A $473 million heating relief bill passed by the Legislature cannibalized money that might have been available to fund her bill, Keim said.
“It takes money, and we just spent everything,” Keim told The Maine Monitor.
Maine is required by the U.S. Constitution to pay for a lawyer for adults charged with crimes at risk of jail who cannot afford to hire their own lawyer.
MCILS has a current budget of $28.1 million a year. The commission proposed a $62.1 million a year budget, with more than $33 million of new spending on public defender offices, more employees, an internship program and student loan mitigation for contracted lawyers.
The governor’s budget proposal included $17 million in new spending — a little more than half what MCILS sought — to create a plan for tiered wages based on case complexity and add public defender jobs. Lawmakers will work on the budget, which directs the next two years of state spending.
Cardone said the judicial branch is waiting to see when the Legislature will address the court’s need for resources. She pointed to the governor’s budget proposal, legislation and comments by House Speaker Rachel Talbot-Ross, D-Portland, on Maine Public Radio that supporting access to justice is a top priority.
“Making sure that folks have access to justice, and that our courts have the security and the safety and the capacity to take care of this incredible backlog — that we will get there. No doubt in my mind that we will get there, and we will get there soon,” Talbot-Ross said during her appearance on “Maine Calling.”
Meagan Sway, policy director for the ACLU of Maine, said the Legislature needs to look comprehensively at all the issues.
“It requires a systemic approach and it requires not just addressing the lawyer shortage and the way we appoint lawyers. It requires looking at caseloads. It requires looking at the right to a speedy trial and whether that’s available to Maine citizens — and it’s not,” Sway said.
A decision by the Maine Supreme Judicial Court about speedy trial rights also looms.
Lawyers with the ACLU of Maine and MCILS submitted amicus briefs in support of changing the state’s legal test for when a defendant’s right to a speedy trial has been violated. Justices heard arguments in Dennis Winchester v. State of Maine in October and have not yet delivered a written decision. That could have major implications for backlogged criminal cases.

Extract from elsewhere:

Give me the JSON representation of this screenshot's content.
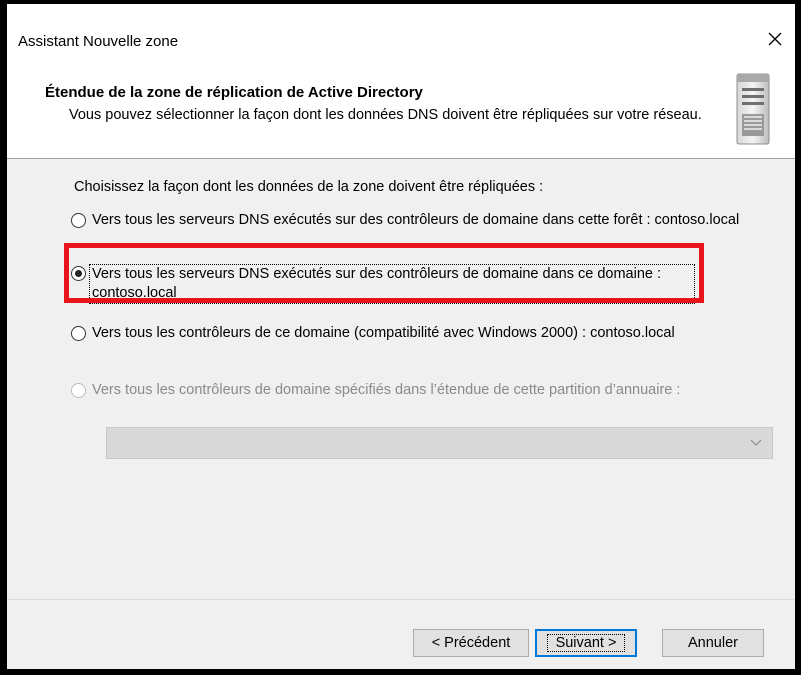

Andrus said he fears some people in government and the courts expect that the five public defenders will fix more than they reasonably can.
There also are gaps in the coverage the new public defenders can provide. None of the lawyers have the training or experience to work on child protection cases to provide legal assistance to parents accused of child abuse or neglect, Andrus said.
“I am deeply concerned that … there will be pressure to have them take more cases than is reasonable and I intend to do my best to stand in the way of that pressure so they can do their jobs, which is to stay focused on the client,” Andrus said.